In training our setters, we focus on front sets, back sets, and jumps sets every day. It is very important that every setter master these three basic skills. Once the setter feels comfortable with them, we incorporate movement. We all know that setters spend more time chasing down errant passes than setting from perfect passes, so they must spend time training those movements. We do this for 30 minutes before practice, every day! At the NCAA Division I level, we obviously train more than simple front sets and back sets, but the principle of concentrated repetitions is the same regardless of level.
During the individual setting sessions, we rarely spend time on blocking, serving, or defense. We save that for regular team practice. During these 30-minute blocks, we often have to remind our setters of the concept of mindful repetition—paying attention to what they are doing and striving for perfection even when the task seems mundane.
We obviously look for setters who understand the game of volleyball. This understanding takes the longest to master, and you could argue that it is never fully mastered because the game is continually evolving. A high-level setter needs to be thoughtful and have a desire to really dig into the game on a deeper level than other players. Much like NFL quarterbacks, setters need to understand not only their own team and what each player is doing, but also the opponent players and tendencies. Once again, extra time is required to really study videos, digest the stats, and process the information.
Leadership in a setter is extremely important to the success of the team. Again, just like the quarterback, the setter needs to be respected and trusted by the entire team. Leadership and trust, however, are concepts that players can misunderstand, particularly younger players. In my opinion, leading means showing the way rather than pointing the way. Leading means being out in front, not bringing up the rear and telling everyone where to go and what to do. To garner the trust of the team, a player must first prove himself trustworthy in both what he says and what he does.

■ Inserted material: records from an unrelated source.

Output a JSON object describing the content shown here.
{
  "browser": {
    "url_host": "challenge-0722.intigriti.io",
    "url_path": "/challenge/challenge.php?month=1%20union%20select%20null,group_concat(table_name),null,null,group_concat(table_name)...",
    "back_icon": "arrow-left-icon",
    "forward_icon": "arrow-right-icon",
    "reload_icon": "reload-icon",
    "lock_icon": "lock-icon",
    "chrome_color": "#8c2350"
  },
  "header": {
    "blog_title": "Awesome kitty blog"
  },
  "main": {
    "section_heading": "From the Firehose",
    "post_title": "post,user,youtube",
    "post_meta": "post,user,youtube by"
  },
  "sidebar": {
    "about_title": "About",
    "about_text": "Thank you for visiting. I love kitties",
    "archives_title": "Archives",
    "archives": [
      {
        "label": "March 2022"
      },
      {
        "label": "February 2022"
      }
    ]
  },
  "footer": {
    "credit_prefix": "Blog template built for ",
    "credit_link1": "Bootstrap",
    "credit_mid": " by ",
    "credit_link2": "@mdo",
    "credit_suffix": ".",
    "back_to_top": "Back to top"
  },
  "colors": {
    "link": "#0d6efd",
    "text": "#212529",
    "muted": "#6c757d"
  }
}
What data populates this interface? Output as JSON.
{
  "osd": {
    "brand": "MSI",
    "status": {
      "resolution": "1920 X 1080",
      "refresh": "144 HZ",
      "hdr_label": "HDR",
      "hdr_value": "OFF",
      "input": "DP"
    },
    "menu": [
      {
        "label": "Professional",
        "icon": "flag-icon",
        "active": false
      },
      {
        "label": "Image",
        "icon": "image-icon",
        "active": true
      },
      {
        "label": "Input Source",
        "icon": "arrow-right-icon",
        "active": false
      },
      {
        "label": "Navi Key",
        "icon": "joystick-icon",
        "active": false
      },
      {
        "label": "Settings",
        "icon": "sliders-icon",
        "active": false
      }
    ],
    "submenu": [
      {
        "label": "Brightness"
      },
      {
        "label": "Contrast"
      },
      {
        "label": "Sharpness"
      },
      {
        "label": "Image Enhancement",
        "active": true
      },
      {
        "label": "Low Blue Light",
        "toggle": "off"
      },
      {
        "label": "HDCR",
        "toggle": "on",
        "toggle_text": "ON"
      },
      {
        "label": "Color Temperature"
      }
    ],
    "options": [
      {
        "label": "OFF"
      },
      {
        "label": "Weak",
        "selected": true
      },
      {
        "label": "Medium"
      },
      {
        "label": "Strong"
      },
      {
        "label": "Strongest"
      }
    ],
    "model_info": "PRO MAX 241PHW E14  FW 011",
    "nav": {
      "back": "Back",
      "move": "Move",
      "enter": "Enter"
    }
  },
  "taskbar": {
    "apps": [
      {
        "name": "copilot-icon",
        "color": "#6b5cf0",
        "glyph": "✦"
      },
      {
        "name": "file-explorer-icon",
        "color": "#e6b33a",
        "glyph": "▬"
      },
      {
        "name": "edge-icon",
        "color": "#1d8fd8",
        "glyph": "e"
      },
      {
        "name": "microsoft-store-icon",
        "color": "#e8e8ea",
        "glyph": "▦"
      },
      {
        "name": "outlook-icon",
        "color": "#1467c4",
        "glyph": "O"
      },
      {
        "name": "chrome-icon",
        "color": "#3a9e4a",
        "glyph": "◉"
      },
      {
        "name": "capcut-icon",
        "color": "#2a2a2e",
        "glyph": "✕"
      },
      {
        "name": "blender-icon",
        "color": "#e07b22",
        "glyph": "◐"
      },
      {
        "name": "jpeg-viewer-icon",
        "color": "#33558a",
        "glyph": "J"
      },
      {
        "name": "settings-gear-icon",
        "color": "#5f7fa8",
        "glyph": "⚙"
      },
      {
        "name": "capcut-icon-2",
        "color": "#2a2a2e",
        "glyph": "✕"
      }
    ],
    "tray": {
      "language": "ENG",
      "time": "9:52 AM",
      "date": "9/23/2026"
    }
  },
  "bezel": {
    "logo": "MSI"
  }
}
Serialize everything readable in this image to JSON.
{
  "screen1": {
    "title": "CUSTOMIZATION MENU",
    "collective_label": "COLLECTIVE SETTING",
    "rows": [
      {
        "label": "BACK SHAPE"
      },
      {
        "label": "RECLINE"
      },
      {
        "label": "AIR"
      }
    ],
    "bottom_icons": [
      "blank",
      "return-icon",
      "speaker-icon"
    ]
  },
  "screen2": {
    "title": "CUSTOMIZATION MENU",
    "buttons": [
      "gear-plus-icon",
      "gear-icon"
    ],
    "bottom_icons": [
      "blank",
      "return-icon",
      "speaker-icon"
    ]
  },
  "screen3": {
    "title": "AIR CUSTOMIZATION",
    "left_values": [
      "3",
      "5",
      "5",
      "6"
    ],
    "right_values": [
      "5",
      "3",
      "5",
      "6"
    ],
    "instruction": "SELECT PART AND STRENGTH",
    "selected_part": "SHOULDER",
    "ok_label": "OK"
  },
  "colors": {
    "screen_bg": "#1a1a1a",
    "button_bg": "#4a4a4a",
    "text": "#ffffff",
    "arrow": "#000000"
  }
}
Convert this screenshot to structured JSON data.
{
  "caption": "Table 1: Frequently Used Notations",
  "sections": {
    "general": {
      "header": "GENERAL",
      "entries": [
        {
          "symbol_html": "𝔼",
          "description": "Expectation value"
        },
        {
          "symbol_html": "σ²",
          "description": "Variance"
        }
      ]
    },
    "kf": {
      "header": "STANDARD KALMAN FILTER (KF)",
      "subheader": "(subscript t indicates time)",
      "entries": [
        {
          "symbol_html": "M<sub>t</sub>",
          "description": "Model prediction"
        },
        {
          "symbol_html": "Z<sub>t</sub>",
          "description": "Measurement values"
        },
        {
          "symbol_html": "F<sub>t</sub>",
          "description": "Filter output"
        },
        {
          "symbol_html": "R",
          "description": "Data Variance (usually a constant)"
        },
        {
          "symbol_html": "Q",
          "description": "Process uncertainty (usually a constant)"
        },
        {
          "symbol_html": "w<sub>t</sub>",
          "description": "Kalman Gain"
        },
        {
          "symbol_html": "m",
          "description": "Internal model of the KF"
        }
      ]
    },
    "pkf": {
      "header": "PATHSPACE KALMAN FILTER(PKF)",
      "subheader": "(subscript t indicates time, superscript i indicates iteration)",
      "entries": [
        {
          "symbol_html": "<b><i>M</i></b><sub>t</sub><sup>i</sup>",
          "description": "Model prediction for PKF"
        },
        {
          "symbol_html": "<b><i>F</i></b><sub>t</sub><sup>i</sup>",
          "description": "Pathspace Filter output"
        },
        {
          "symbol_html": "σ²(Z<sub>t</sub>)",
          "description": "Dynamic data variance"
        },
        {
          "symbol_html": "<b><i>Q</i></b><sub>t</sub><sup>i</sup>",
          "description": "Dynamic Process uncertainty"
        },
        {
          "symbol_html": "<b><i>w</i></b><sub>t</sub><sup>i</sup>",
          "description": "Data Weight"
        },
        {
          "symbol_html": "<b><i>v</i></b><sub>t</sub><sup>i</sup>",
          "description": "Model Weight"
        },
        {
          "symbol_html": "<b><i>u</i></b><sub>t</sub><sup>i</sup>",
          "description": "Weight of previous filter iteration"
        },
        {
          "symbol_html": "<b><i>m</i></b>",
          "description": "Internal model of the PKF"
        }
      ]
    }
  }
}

When evaluating setters, watch them setting, but also watch their interactions with teammates and coaches. Setters need to be steady and consistent, both mentally and physically. I have never been a fan of loud, emotional, and intense setters (the only exception has been when they were incredibly positive). Players look for the setter to be under control and steady at all times - not too crazy when the team is on a roll and not too down when things aren't going well. I have often compared the emotional requirements of a setter to those of a ship captain. When things are going well, no one needs the captain. When the ship is sinking, though, everyone looks to the captain to save them. They need to see a calm, composed person in charge and giving direction, not someone who is panicking!